February 25, 2009
- Book Review: Message in a Body
- Author, Ex-Sr. Obama advisor to speak i...
- Review: We were winning when I was ther...
- ‘Decision Tree’ book signin...
February 25, 2009
A couple of weeks ago, I did something I swore I never would: I signed up for Facebook. I did it even after a good friend warned me about the trappings of the phenomenally popular online community. “It’s like a disease,” she told me. She was right. Facebook can be addicting. It has some other downsides, too. It encourages people to share mundane details of their lives. And, it forces you to remember another username and password. Yet, for people wanting to keep in touch with friends both old and new, the pros of Facebook far outweigh the cons.
Originally an online community for college students, Facebook has exploded into a global social networking site for people of all ages. According to a recent article in Fortune Magazine, the fastest growing demographic on the site is women 55 and older. Their Facebook presence is up 175% percent since September 2008. The site is also growing rapidly with people in their thirties and forties who are realizing what they’ve been missing.
So, how do you know if Facebook is right for you?

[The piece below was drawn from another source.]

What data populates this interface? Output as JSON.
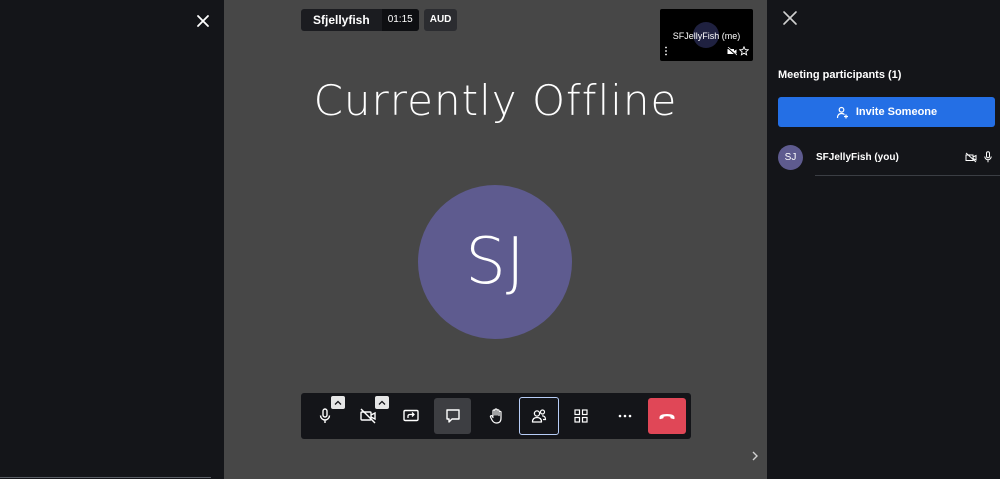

The answer to that question depends on a few things. Do you like being online and have time for it? Do you have friends and family already on the site? Do you have loved ones living in other states or abroad? If you answer yes to those questions, then Facebook may be for you.
Among its attributes, Facebook is free and extremely user-friendly. Signing up takes under five minutes. Searching for friends is also simple; you can enter names in a search box or find people by looking at someone else’s list of friends. From sharing photos and information to instant messaging, Facebook was clearly designed to help people keep in touch.
However, some of the site’s best features also have negatives. For instance, because finding people on Facebook is easy, you never know who may track you down. As a result, you may receive a friend request from someone you can’t remember, or worse, from someone you hoped you’d never hear from again. Also, when you post a message on someone’s “wall,” all of his or her friends can read it, too. So, if personal information is shared or an embarrassing photo is posted, it’s out there for a whole bunch of people to see.
So, like anything, Facebook should be done in moderation and with restraint. But if you’d like to connect and reconnect with people in your life, the odds are, you’ll fall for Facebook. Maybe you already have.
### Erika Weisensee is a writing mom and a native Oregonian. She lives in Milwaukie and teaches journalism at the University of Portland.
Stay up to date with the latest political news and commentary from Oregon Women's Report through weekly email updates:
Prefer another subscription option? Subscribe to our RSS Feed, become a fan on Facebook, or follow us on Twitter.